The rehabilitation of the landscaping surrounding the park and at the centre of Balkh focused on providing safe access and improved services and facilities for the public. New pathways and stairs were laid using brick masonry. Where appropriate, existing pathways were improved and made ready for use by large numbers of people. Labourers cleared debris from the site, and levelled and graded the earth by hand, before laying 12,000m2 of brick pathways using lime-mortar base and over 780,000 locally produced bricks.

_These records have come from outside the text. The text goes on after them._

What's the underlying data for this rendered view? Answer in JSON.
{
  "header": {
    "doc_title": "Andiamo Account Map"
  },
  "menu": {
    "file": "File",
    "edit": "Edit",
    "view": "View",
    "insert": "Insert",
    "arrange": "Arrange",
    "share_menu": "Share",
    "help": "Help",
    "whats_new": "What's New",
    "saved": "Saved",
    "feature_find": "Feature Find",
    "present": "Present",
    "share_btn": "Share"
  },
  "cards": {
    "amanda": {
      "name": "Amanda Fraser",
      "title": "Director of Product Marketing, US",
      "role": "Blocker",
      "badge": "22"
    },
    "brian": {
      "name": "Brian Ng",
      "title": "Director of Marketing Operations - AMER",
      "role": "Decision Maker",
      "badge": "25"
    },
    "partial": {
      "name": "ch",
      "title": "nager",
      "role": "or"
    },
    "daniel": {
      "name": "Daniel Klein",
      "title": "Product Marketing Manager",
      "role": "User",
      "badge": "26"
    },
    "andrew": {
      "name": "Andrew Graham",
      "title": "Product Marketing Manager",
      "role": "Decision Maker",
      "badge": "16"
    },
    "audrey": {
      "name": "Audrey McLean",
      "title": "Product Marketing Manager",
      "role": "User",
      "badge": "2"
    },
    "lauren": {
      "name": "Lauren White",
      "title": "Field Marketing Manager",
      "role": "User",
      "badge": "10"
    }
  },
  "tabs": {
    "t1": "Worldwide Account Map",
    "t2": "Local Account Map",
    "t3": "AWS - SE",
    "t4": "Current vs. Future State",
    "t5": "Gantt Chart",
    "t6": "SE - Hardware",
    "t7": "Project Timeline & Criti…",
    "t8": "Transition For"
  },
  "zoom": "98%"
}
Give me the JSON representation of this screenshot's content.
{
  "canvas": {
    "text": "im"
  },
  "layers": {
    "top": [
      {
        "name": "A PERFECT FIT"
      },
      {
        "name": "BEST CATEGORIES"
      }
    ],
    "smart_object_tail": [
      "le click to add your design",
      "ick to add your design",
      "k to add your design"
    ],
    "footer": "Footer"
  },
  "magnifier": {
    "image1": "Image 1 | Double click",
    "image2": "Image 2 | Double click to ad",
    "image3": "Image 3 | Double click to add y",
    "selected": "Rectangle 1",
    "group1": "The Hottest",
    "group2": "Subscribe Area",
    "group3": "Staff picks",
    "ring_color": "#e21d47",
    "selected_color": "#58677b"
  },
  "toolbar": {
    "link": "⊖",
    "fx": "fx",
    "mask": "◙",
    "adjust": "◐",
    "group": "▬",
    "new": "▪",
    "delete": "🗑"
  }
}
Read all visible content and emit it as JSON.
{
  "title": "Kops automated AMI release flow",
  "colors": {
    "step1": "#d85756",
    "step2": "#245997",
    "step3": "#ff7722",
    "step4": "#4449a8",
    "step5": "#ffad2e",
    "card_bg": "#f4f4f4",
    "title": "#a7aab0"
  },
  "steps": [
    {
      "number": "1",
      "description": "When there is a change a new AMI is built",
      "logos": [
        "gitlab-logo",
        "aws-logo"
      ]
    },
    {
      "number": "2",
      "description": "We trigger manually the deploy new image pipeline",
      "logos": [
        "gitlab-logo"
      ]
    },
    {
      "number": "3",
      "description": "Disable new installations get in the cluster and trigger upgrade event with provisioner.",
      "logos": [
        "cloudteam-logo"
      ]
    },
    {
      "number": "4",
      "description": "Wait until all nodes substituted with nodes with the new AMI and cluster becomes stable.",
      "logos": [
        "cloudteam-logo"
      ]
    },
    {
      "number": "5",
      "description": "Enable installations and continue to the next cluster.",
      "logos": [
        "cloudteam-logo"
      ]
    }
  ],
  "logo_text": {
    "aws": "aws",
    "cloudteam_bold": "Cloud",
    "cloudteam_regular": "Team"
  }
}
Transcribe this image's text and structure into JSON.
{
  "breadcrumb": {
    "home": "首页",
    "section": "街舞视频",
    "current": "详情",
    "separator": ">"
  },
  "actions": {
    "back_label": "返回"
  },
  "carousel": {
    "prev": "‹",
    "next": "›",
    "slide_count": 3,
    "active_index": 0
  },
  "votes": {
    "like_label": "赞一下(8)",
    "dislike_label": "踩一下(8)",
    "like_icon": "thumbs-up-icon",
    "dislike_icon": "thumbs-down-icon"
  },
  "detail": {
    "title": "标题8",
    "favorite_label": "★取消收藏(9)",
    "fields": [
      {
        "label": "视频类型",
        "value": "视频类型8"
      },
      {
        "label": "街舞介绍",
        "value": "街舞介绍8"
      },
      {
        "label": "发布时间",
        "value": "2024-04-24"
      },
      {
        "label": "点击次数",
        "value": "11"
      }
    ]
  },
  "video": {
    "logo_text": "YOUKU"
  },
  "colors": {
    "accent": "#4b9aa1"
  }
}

The natural landscape was enhanced through removing 800m3 of silt deposits from two kilometres of surface channels and improving the existing gravity-fed irrigation system that distributes water to trees, plants and bushes. More than 700 invasive species of plants and trees were removed. The site was replanted with more than 1,200 trees and flowers consisting of indigenous species widely available in the local nurseries, such as cypresses, plane trees and roses. A small on-site nursery was established in order to propagate additional trees in the future.

Restoration of the Noh Gombad Mosque, Aga Khan Historic Cities Programme, Afghanistan.

AKDN / Simon Norfolk

Noh Gumbad Mosque

Built between the early eight century and the first half of the ninth century CE, the Noh Gunbad Mosque is believed to be the oldest and most important early Islamic-era building in Afghanistan and possibly in the wider region.

Its original features make it stand out as an early example of an innovative style for mosques, probably influenced by pre-existing Irano-Sassanid patterns. The rare stucco decorations that remain on the columns and arches are believed to be in early Abbasid or Samanid styles. The building has been placed on a tentative list for UNESCO's World Heritage List.

With all nine domes collapsed, the three standing columns and two arches constitute the architectural and artistic core of the site. Badly damaged by time and disregard, the risk of structural failure of the arches in the event of an earthquake is extremely high. AKTC worked to stabilise the damaged columns and arch and protect the plaster decoration.

This project was implemented together with the Afghan Ministry of Information and Culture and local institutions in Balkh Province, and coordinated with international partners including the Délégation Archéologique Française en Afghanistan (DAFA), Associazione Giovanni Secco Suardo / World Monuments Fund, Centre National de la Recherche Scientifique (CNRS), UNESCO and other technical partners.